Shrek The Musical Shakes up the Harris Center
A review by Ken Kiunke
for Gold Country Publications
Take your typical fairy tale story, throw in every random character you can think of, and shake it all up. What comes out is Shrek, first as a children’s book, then the hugely successful Dreamworks animated film, and finally a Broadway musical. This is a story where the monsters are the heroes, and the usual heroes turn out to be bad guys, or merely freaks themselves. The message is to accept everyone for who they are, and there’s a lot of fun to be had delivering that message.
El Dorado Musical Theatre (EDMT) is presenting Shrek The Musical for the first time, and opened Friday at Folsom’s Harris Center for the Arts. EDMT is the high-quality youth theatre company that presents five major musicals each season. Shrek is one of their “Encore Shows,” meaning the cast is audition only, and 12 years or older. Though all of the EDMT shows are professional-level productions, Encore Shows are always a highlight for the best talent.
Most of us are familiar with the Shrek movie; starring the voices of Mike Myers, Eddie Murphy, and Cameron Diaz; and the stage musical follows the same basic story, with the addition of music by Jeanine Tesori and David Lindsay-Abaire. The story opens with young ogre Shrek being sent away by his parents, and dozens of familiar fairytale characters are banished from their home to the swamp Shrek has claimed for his own. Though presented tongue-in-cheek, it is a fairly somber opening. But when Shrek, played by Zach Wilson, meets Donkey, played by Stephen Knoble, the shows starts to come alive.
Zach Wilson is starring in his 42nd EDMT show, and fans of the company have seen him grow from the little kid with glasses, in shows like Peter Pan, to become a leading man for the company, with roles like the Scarecrow in The Wizard of OZ, and Cornelius in Hello, Dolly!. Under costuming and make-up, he inhabits the role of Shrek and makes it his own. He and Stephen Knoble wisely take very little from Mike Myers and Eddie Murphy in their characterizations of the reluctant buddies, with just a hint of Myers’ Scottish accent and Murphy’s streetwise Donkey. They have great moments together throughout the show in songs like “Don’t Let Me Go” and “Travel Song” as they build their relationship.
The show really takes off with the introduction of Lord Farquaad, brilliantly played by Dalton Johnson. The “vertically challenged” Farquaar bursts on the scene with the company of Dulac Dancersâ€”the people of the kingdom of Dulac all dressed in exactly the same colorful outfitsâ€”and sings “What’s Up Dulac?” Channeling a bit of Jim Carrey in the role, Johnson portrays the primping, short-tempered ruler of the land with great humor, lighting up the stage with his cocky attitude, great singing, and “special-effect” dancing (which you have to see to believe.)
The most effective scene of the show comes with the introduction of the fourth lead character, Princess Fiona.
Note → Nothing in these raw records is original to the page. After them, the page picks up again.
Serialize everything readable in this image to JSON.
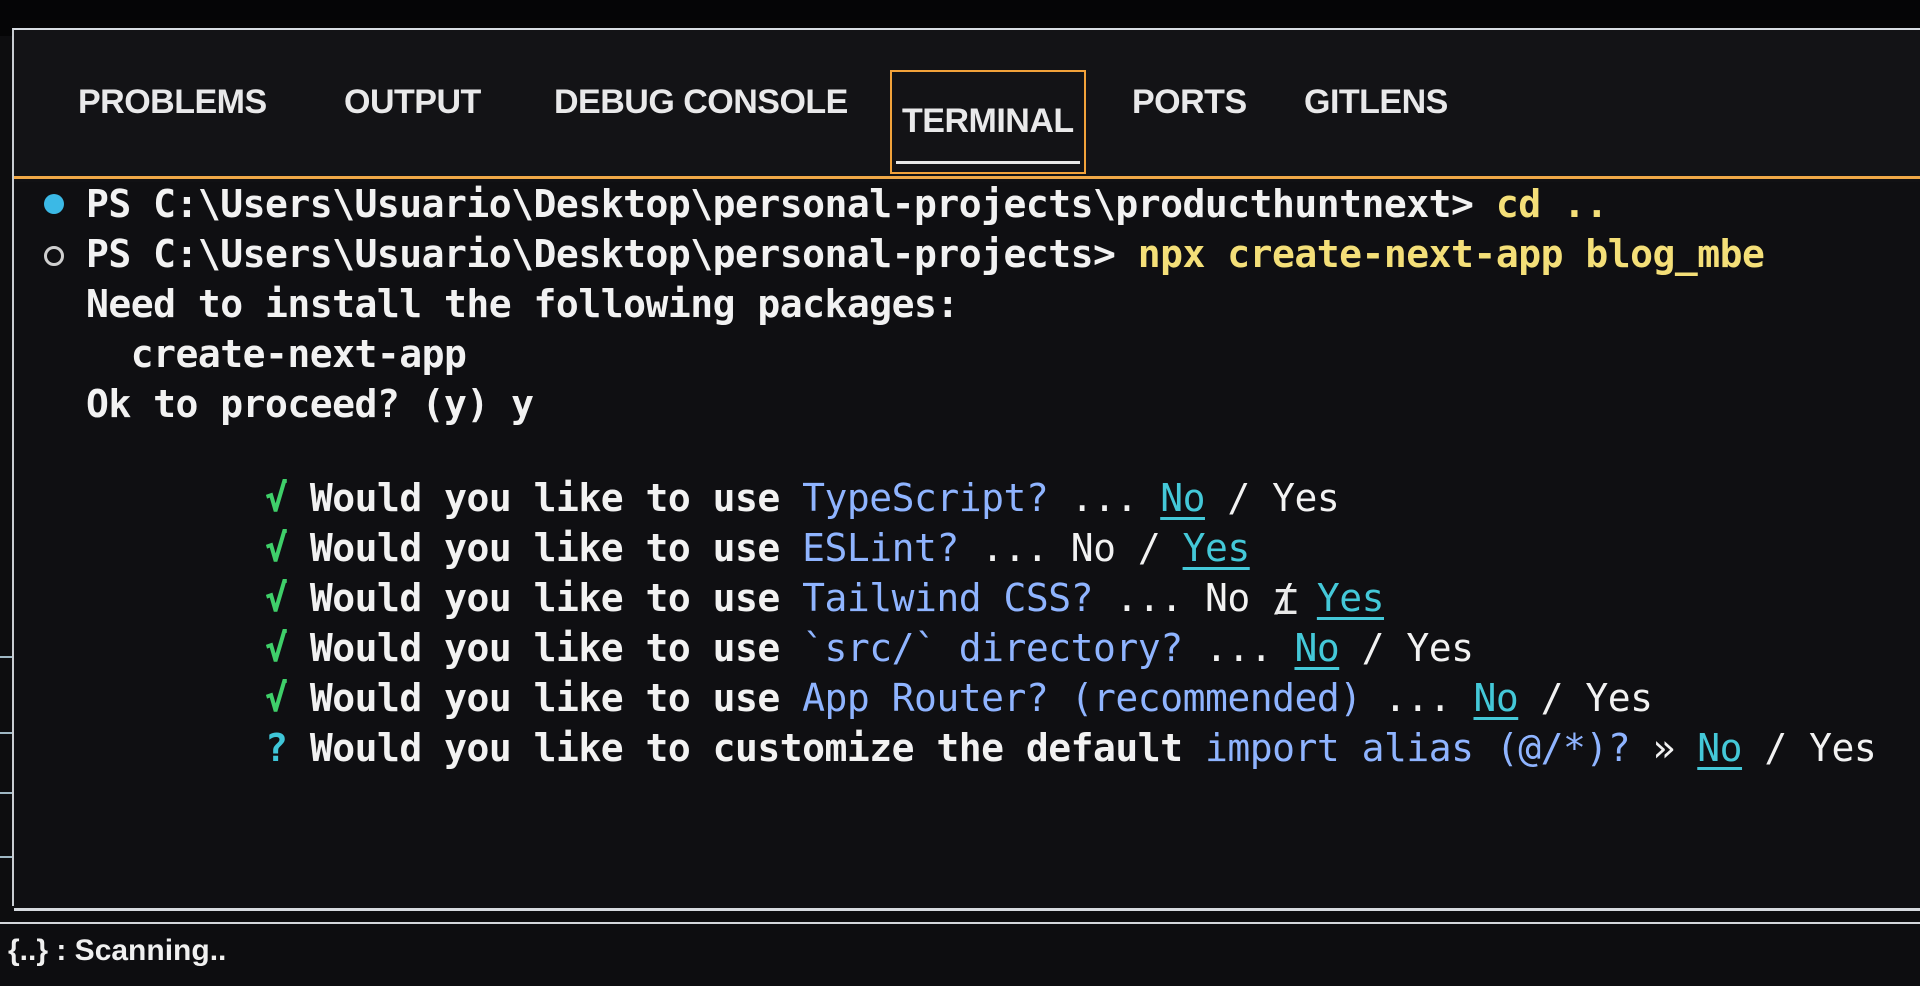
{
  "tabs": [
    {
      "label": "PROBLEMS"
    },
    {
      "label": "OUTPUT"
    },
    {
      "label": "DEBUG CONSOLE"
    },
    {
      "label": "TERMINAL",
      "active": true
    },
    {
      "label": "PORTS"
    },
    {
      "label": "GITLENS"
    }
  ],
  "terminal": {
    "line1": {
      "prompt": "PS C:\\Users\\Usuario\\Desktop\\personal-projects\\producthuntnext> ",
      "command": "cd .."
    },
    "line2": {
      "prompt": "PS C:\\Users\\Usuario\\Desktop\\personal-projects> ",
      "command": "npx create-next-app blog_mbe"
    },
    "line3": "Need to install the following packages:",
    "line4": "  create-next-app",
    "line5": "Ok to proceed? (y) y",
    "questions": [
      {
        "mark": "√",
        "pre": "Would you like to use ",
        "topic": "TypeScript?",
        "dots": " ... ",
        "no": "No",
        "sep": " / ",
        "yes": "Yes",
        "selected": "no"
      },
      {
        "mark": "√",
        "pre": "Would you like to use ",
        "topic": "ESLint?",
        "dots": " ... ",
        "no": "No",
        "sep": " / ",
        "yes": "Yes",
        "selected": "yes"
      },
      {
        "mark": "√",
        "pre": "Would you like to use ",
        "topic": "Tailwind CSS?",
        "dots": " ... ",
        "no": "No",
        "sep": " / ",
        "yes": "Yes",
        "selected": "yes"
      },
      {
        "mark": "√",
        "pre": "Would you like to use ",
        "topic": "`src/` directory?",
        "dots": " ... ",
        "no": "No",
        "sep": " / ",
        "yes": "Yes",
        "selected": "no"
      },
      {
        "mark": "√",
        "pre": "Would you like to use ",
        "topic": "App Router? (recommended)",
        "dots": " ... ",
        "no": "No",
        "sep": " / ",
        "yes": "Yes",
        "selected": "no"
      },
      {
        "mark": "?",
        "pre": "Would you like to customize the default ",
        "topic": "import alias (@/*)?",
        "dots": " » ",
        "no": "No",
        "sep": " / ",
        "yes": "Yes",
        "selected": "no"
      }
    ]
  },
  "status": {
    "text": "{..} : Scanning.."
  },
  "colors": {
    "accent": "#f0a847",
    "prompt_cmd": "#f4df78",
    "check": "#3fd06a",
    "selected": "#44c8d8"
  }
}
We meet her locked in her castle tower, as 13-year-old Emily Hobbs sings “I Know It’s Today,” hoping her dreams will come true. My first impression was “Wow, she’s a great singer, but she’s kind of young to be the leading lady.” But then she transforms into Nittany Biggs as “Teen Fiona,” and then Kelly Maur as our true grown-up leading lady. The three then complete the song in lovely three part harmony. Maur, who is in her 23rd EDMT show, later joins Wilson and Knoble in another wonderful moment when the three sing “Who’d I Be” as they each express their inner hopes in interweaving melodies, closing the first act.
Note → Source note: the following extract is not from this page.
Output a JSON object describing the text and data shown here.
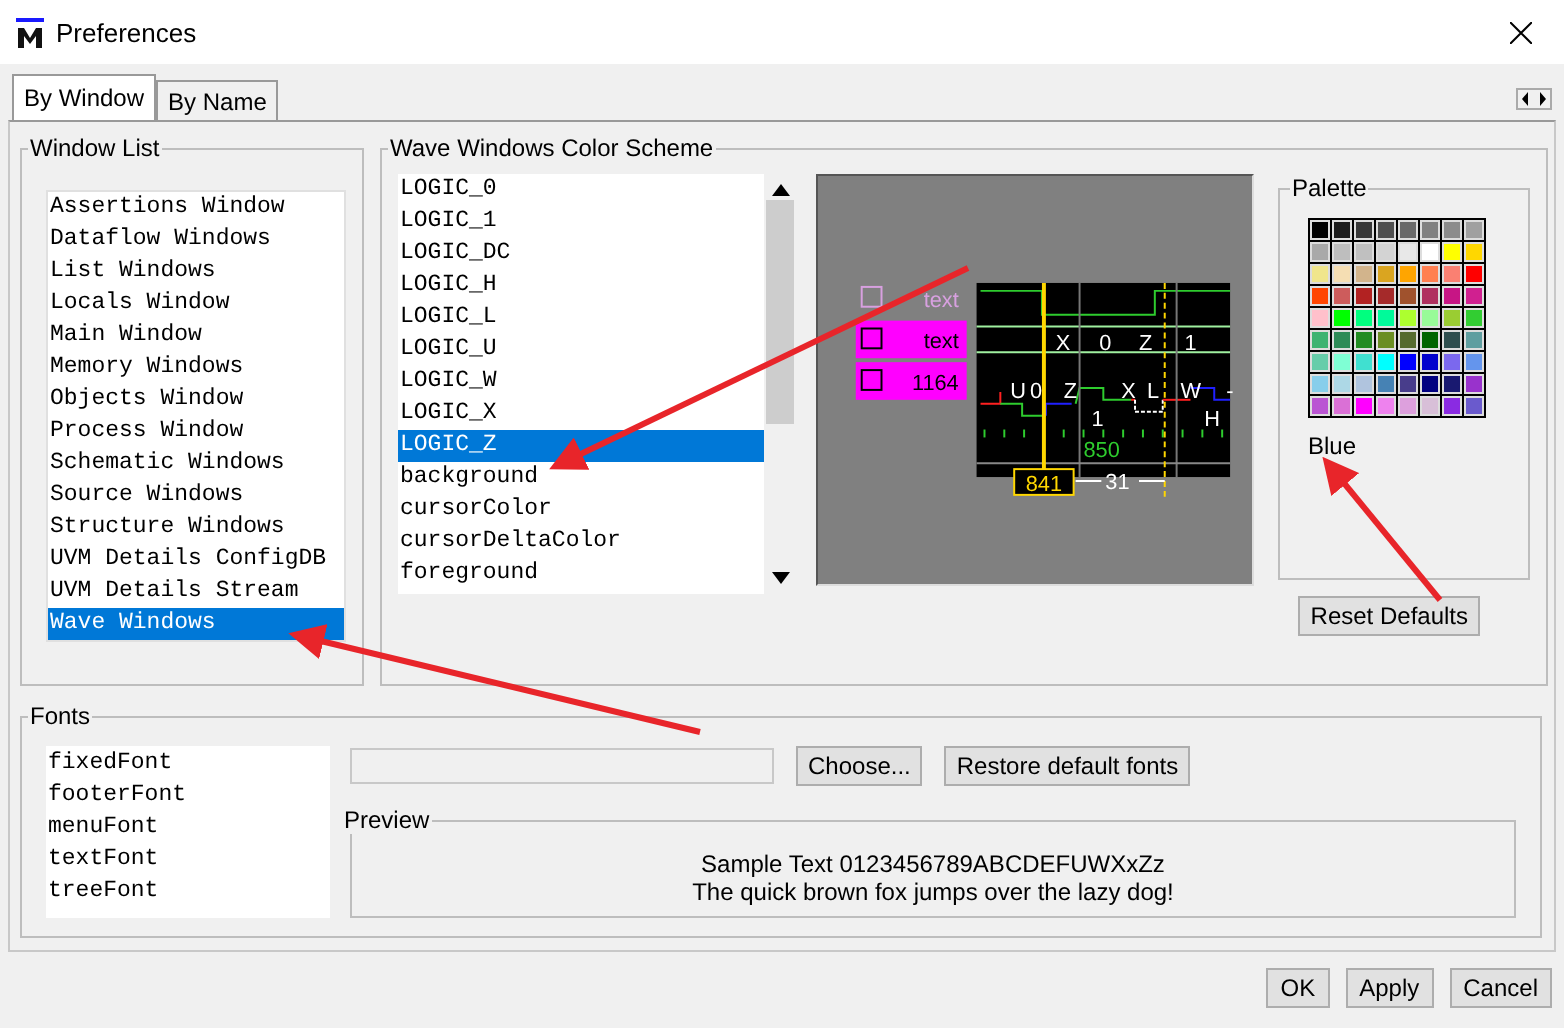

Another standout scene is the appearance of the great dragon that guards the castle where Fiona is held prisoner. As the actual dragon appears on stage, she is voiced by a three-part girl group, played by Jordan Soto, Emily Martorana, and Jocelyn Haney. Dressed like a classic 60s group like the Supremes, they show the dragon’s affections for Donkey in the songs “Forever” and “This is How a Dream Comes True.” It’s a clever way to present the story, and the girls do a great job singing and acting the part of the diva dragon. Other great numbers featuring the whole company are Fiona’s song “Morning Person,” which features the Pied Piper (Evan Martorana) and his tap dancing rats, and the closing song, “I’m A Believer”, written by Neil Diamond and featuring the appropriate lyrics “I thought love was only true in fairy tales, meant for someone else, but not for meâ€¦But then I saw her face, now I’m a believer.”
That old lesson that “everyone is beautiful in their own way,” told by artists from Ray Stevens to Mr. Rogers, is delivered in a fun, uplifting and funny way by Shrek The Musical, and presented by EDMT in their usual high quality by Director Debbie Wilson, supported by Producer Alicia Soto, Vocal Director Jennifer Wittmayer, and Costumer Christine Martorana, with help from countless volunteers, including several cast members. Wilson said they had over 100 wigs and 10 racks of costumes ready for the 36 performers, the highest rack-to-performer ratio they’ve ever had, with over 400 costume pieces in the “What’s Up Dulac” number alone.